%%

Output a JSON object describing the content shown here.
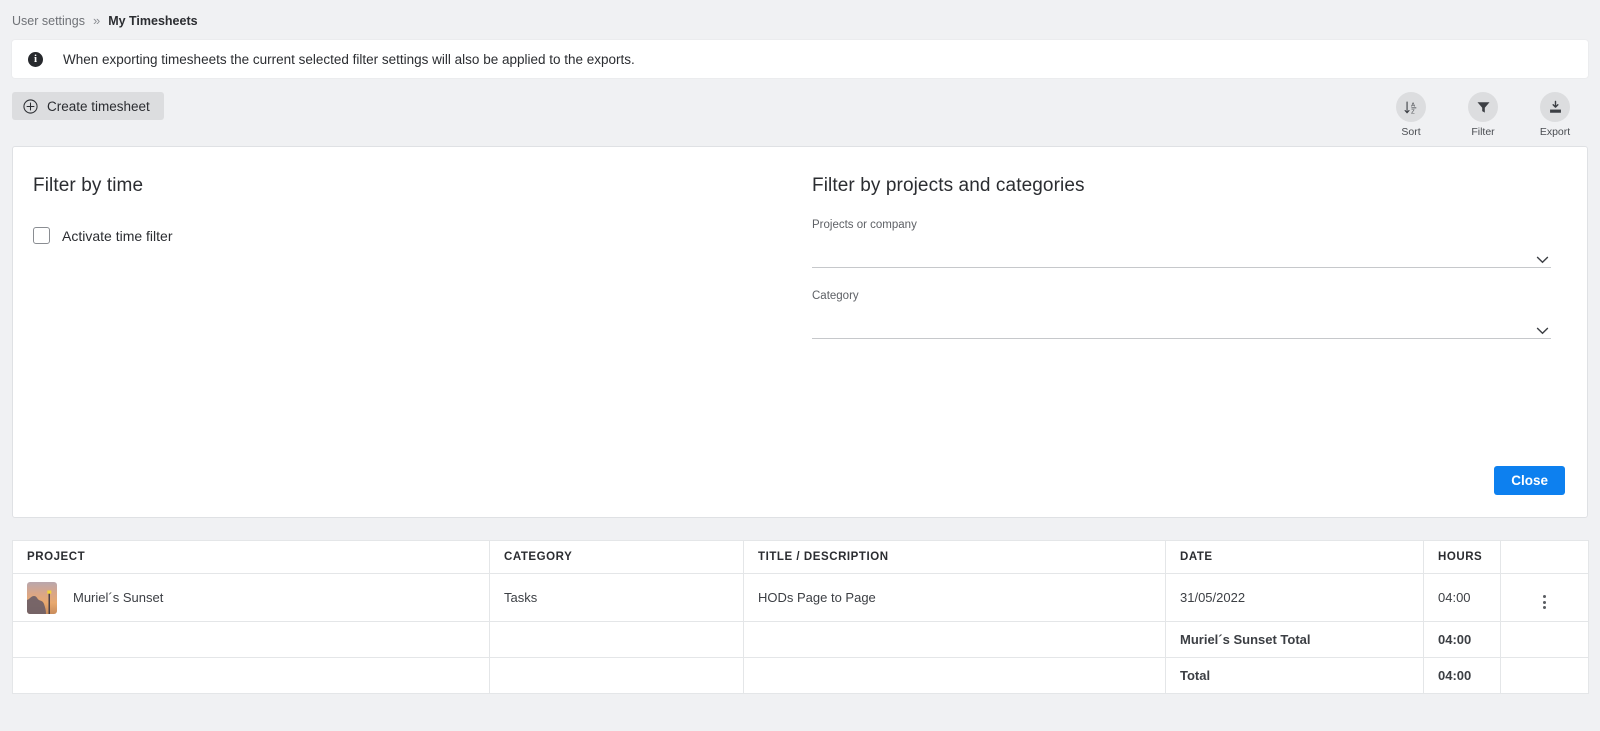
{
  "breadcrumb": {
    "parent": "User settings",
    "separator": "»",
    "current": "My Timesheets"
  },
  "banner": {
    "icon": "info-icon",
    "text": "When exporting timesheets the current selected filter settings will also be applied to the exports."
  },
  "actions": {
    "create_label": "Create timesheet",
    "create_icon": "plus-circle-icon",
    "tools": [
      {
        "label": "Sort",
        "icon": "sort-az-icon"
      },
      {
        "label": "Filter",
        "icon": "funnel-icon"
      },
      {
        "label": "Export",
        "icon": "download-tray-icon"
      }
    ]
  },
  "filter_panel": {
    "time": {
      "title": "Filter by time",
      "checkbox_label": "Activate time filter",
      "checkbox_checked": false
    },
    "projects": {
      "title": "Filter by projects and categories",
      "fields": [
        {
          "label": "Projects or company",
          "value": "",
          "icon": "chevron-down-icon"
        },
        {
          "label": "Category",
          "value": "",
          "icon": "chevron-down-icon"
        }
      ]
    },
    "close_label": "Close"
  },
  "table": {
    "columns": [
      "PROJECT",
      "CATEGORY",
      "TITLE / DESCRIPTION",
      "DATE",
      "HOURS",
      ""
    ],
    "rows": [
      {
        "project": "Muriel´s Sunset",
        "thumbnail": "sunset-photo",
        "category": "Tasks",
        "title": "HODs Page to Page",
        "date": "31/05/2022",
        "hours": "04:00",
        "menu_icon": "more-vertical-icon"
      }
    ],
    "subtotal": {
      "label": "Muriel´s Sunset Total",
      "hours": "04:00"
    },
    "total": {
      "label": "Total",
      "hours": "04:00"
    }
  },
  "colors": {
    "page_background": "#f0f1f3",
    "surface": "#ffffff",
    "accent_primary": "#0d80ef",
    "button_grey": "#dcdddf",
    "text_primary": "#2b2d31",
    "text_muted": "#6f7277",
    "border": "#e4e6e8"
  }
}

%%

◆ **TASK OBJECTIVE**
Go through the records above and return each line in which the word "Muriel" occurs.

◆ **ANSWER SPACE**
        "project": "Muriel´s Sunset",
      "label": "Muriel´s Sunset Total",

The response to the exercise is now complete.